Prodigy and Nine Inch Nails kind. It comes off sounding something like new,

highly produced pop from David Bowie or Radiohead, only with more tape


And while GLU's music has certain electronic elements to it, the group draws its

lyrics organically from the life around them.

"Dave's more personal," Turzo said. "I like to write colorful things.

Music is still art if it's not 100 percent real emotion. Emotion can be fake.

We've written stuff as other people."

Turzo and Reilly produce all their sounds, mostly on their own, in their private

home studio. They've shunned commercial studios since the beginning of their

recording days. "[Our studio] is where we're comfortable working," Turzo said.

On tour, where they're joined by drummer Scott Garrett and guitarist Andrew

McGee, Turzo and Reilly said they believe that GLU's live sound should be

different from their recorded music.

"Very few techno bands play live," band manager Gary Richards said. "GLU add

in everything from guitars to live drums, vocals [and] filter changes on the

fly. They are more like a rock band than a techno band. Songs come

first, then the production elements are added."

GLU switched to A&M Records when Richards formed the label's 1500 Records.

The new label offered the group more creative freedom, Turzo said.

Familiarity with the band makes a crucial difference in helping the group

develop, Richards said. "As a label, we can help get God Lives Underwater's

vision across," he added, "because I've been [working] with them for many

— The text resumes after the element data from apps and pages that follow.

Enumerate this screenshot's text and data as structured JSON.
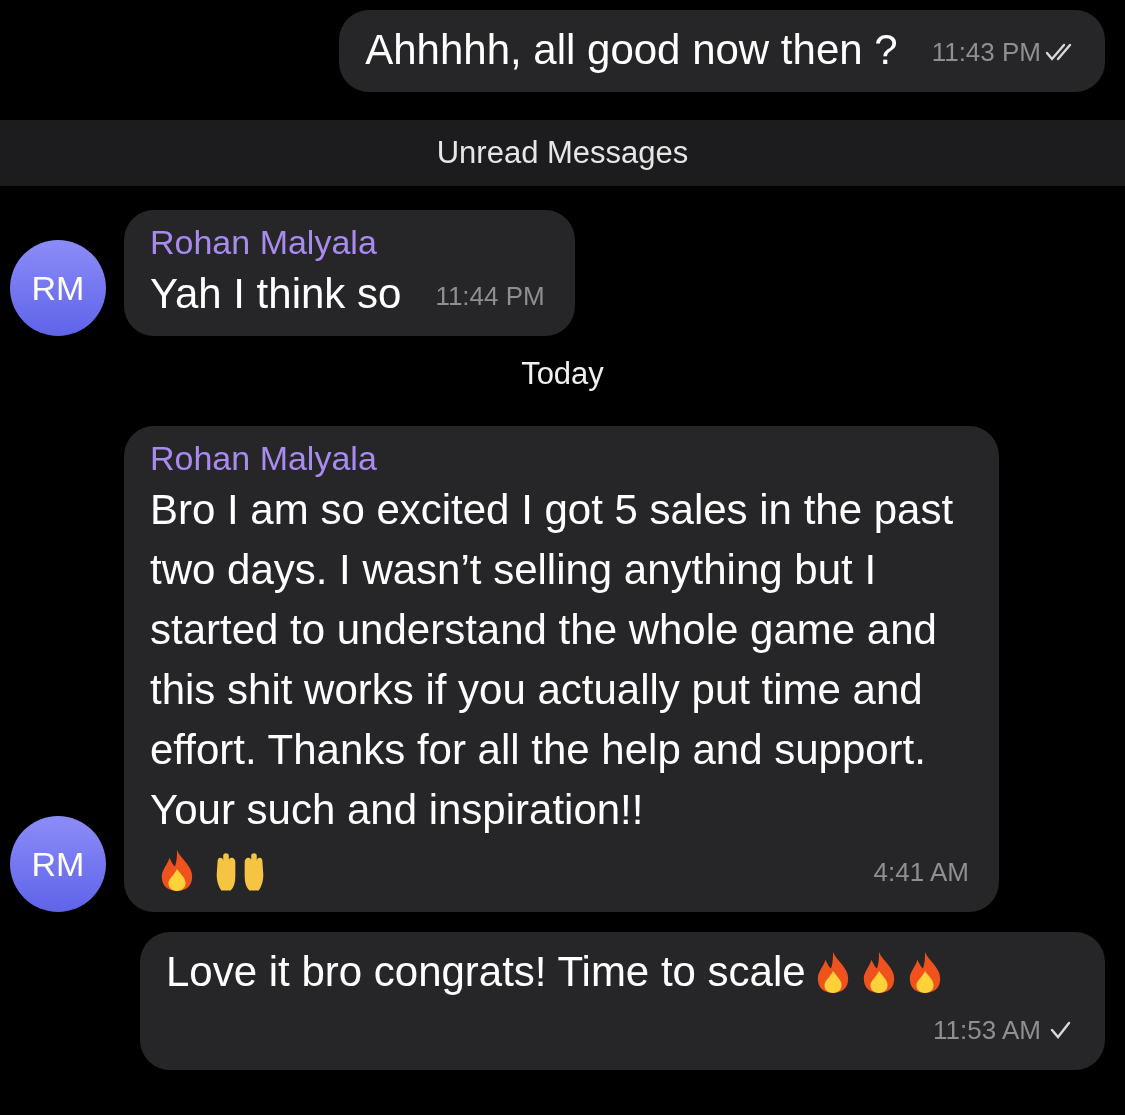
{
  "messages": [
    {
      "kind": "outgoing",
      "text": "Ahhhhh, all good now then ?",
      "time": "11:43 PM",
      "read": true
    },
    {
      "kind": "divider",
      "text": "Unread Messages"
    },
    {
      "kind": "incoming",
      "sender": "Rohan Malyala",
      "avatar": "RM",
      "text": "Yah I think so",
      "time": "11:44 PM"
    },
    {
      "kind": "date",
      "text": "Today"
    },
    {
      "kind": "incoming",
      "sender": "Rohan Malyala",
      "avatar": "RM",
      "text": "Bro I am so excited I got 5 sales in the past two days. I wasn’t selling anything but I started to understand the whole game and this shit works if you actually put time and effort. Thanks for all the help and support. Your such and inspiration!!",
      "time": "4:41 AM",
      "emojis": [
        {
          "kind": "fire"
        },
        {
          "kind": "raised-hands"
        }
      ]
    },
    {
      "kind": "outgoing",
      "text": "Love it bro congrats! Time to scale",
      "time": "11:53 AM",
      "read": false,
      "emojis": [
        {
          "kind": "fire"
        },
        {
          "kind": "fire"
        },
        {
          "kind": "fire"
        }
      ]
    }
  ]
}
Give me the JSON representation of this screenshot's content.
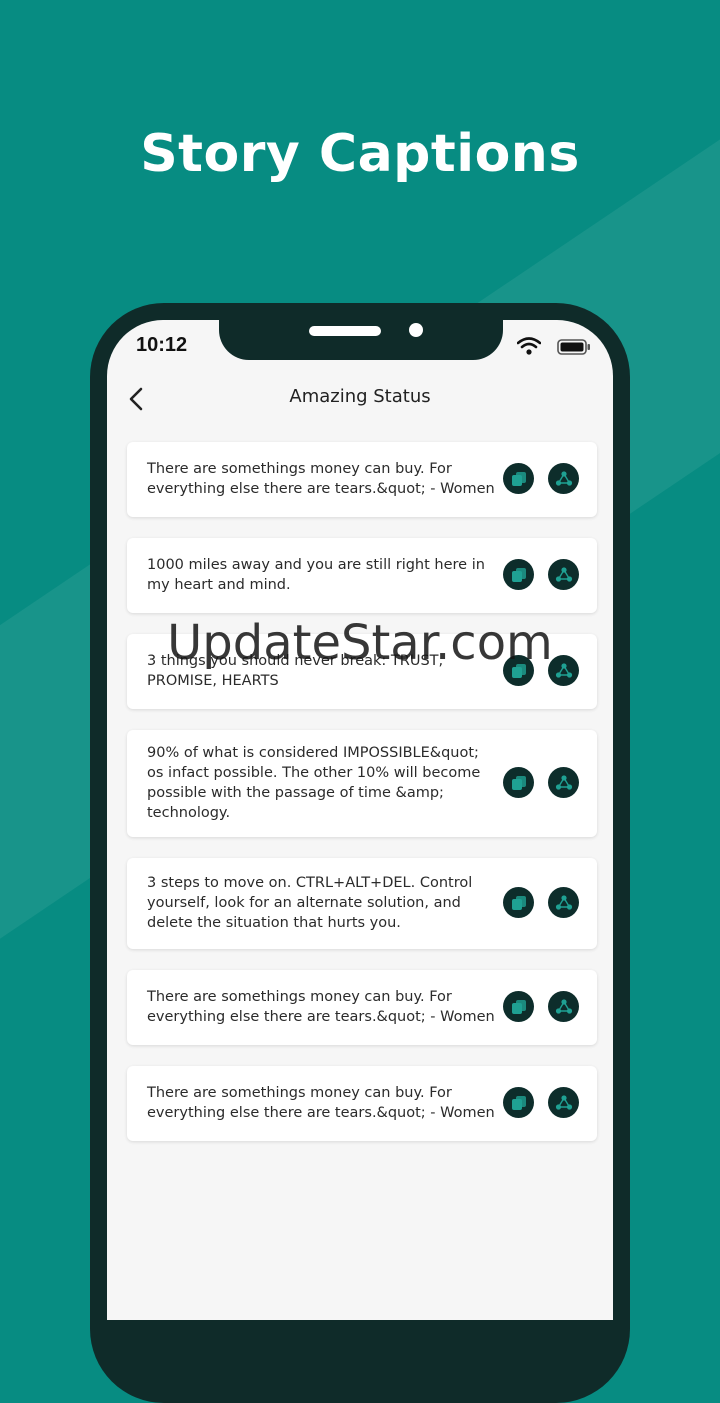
{
  "promo": {
    "title": "Story Captions"
  },
  "status_bar": {
    "time": "10:12"
  },
  "app_bar": {
    "title": "Amazing Status",
    "back_icon": "chevron-left-icon"
  },
  "captions": [
    {
      "text": "There are somethings money can buy. For everything else there are tears.&quot; - Women"
    },
    {
      "text": "1000 miles away and you are still right here in my heart and mind."
    },
    {
      "text": "3 things you should never break: TRUST, PROMISE, HEARTS"
    },
    {
      "text": "90% of what is considered IMPOSSIBLE&quot; os infact possible. The other 10% will become possible with the passage of time &amp; technology."
    },
    {
      "text": "3 steps to move on. CTRL+ALT+DEL. Control yourself, look for an alternate solution, and delete the situation that hurts you."
    },
    {
      "text": "There are somethings money can buy. For everything else there are tears.&quot; - Women"
    },
    {
      "text": "There are somethings money can buy. For everything else there are tears.&quot; - Women"
    }
  ],
  "actions": {
    "copy_icon": "copy-icon",
    "share_icon": "share-icon"
  },
  "watermark": {
    "text": "UpdateStar.com"
  },
  "colors": {
    "background": "#078c82",
    "phone_frame": "#0f2b29",
    "icon_button": "#0d2d2b",
    "icon_glyph": "#1fa193"
  }
}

years, live with them, and I understand what they're trying to accomplish. They

are a song-based band that utilizes technology to enhance the music."